As for me, the expedition was a great introduction to new friends, diving the shipwrecks of the NorthSea and the opportunity to shoot in some challenging conditions.
Although the passing away of one of our teammembers was very traumatic, I guess you can say that I am hooked. The NorthSea has it's challenges. The cold water, the current, the sometimes mediocre visibility all add to the difficulty of diving in these waters. But when the NorthSea shows its secrets..
More importantly maybe, working with so many different specialists for the conservation of our own NorthSea was really motivating.
One of the things that was mentioned more than anything during the trip was that we were experiencing the best weather in years. A flat NorthSea is not something that happens often.
All welcomed that, but I appreciated it probably more than most, since I have had the occasional bad trip due to some sea sickness. Some teammembers were happy however when the last day did deliver on at least one NorthSea-diving-day-type-weather.. I wasn't too happy about it though. But it did help in getting some dramatic action images while the wind was howling, rain clouds formed and the first raindrops came down..
I am already looking forward to another expedition with the team, hopefully next year.

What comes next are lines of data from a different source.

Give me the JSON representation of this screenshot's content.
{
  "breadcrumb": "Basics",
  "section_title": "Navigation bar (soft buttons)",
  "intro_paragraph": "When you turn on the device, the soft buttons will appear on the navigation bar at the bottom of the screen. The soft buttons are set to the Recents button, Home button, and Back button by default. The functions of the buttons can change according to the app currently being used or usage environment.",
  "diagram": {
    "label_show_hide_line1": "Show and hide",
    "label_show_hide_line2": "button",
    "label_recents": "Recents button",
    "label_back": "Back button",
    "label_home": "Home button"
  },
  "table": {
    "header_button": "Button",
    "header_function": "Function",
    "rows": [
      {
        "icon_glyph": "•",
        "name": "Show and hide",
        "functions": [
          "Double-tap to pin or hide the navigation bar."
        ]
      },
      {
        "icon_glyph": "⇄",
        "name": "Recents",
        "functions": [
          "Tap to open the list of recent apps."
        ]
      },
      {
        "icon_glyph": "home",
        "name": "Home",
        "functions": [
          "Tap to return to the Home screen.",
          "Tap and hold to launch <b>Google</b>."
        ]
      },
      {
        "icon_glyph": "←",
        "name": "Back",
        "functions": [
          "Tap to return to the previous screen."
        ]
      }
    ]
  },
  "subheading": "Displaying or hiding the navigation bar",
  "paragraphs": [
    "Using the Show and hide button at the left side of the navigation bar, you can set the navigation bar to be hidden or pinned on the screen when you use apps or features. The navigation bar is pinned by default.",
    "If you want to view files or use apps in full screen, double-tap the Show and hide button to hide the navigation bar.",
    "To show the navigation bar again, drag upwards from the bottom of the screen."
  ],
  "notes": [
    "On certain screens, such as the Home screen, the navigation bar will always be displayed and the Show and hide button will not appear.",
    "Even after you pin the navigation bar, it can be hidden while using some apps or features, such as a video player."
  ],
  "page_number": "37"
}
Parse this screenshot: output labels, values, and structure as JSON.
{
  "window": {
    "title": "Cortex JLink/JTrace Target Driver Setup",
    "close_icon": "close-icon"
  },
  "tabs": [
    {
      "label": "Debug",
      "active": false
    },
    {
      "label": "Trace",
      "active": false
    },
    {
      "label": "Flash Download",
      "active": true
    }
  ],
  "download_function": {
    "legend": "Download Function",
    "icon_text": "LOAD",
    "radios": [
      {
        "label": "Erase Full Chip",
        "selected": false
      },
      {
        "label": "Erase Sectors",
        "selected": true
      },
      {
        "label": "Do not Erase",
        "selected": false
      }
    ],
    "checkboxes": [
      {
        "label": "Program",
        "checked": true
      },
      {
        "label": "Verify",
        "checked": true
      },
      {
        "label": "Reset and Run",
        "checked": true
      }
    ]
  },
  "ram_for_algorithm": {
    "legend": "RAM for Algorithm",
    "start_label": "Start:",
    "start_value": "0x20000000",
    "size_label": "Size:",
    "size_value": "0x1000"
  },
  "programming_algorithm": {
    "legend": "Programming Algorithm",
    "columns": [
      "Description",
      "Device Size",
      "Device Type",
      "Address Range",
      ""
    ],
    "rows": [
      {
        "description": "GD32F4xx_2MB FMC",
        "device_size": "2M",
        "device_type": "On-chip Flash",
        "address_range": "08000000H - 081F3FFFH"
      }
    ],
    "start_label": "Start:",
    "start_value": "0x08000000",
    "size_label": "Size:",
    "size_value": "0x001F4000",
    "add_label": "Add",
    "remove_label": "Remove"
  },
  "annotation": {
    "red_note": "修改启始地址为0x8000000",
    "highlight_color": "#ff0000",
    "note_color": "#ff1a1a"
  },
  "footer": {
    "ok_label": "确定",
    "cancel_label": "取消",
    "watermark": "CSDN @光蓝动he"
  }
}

For more images and a video of our trip please find this portfolio of the expedition.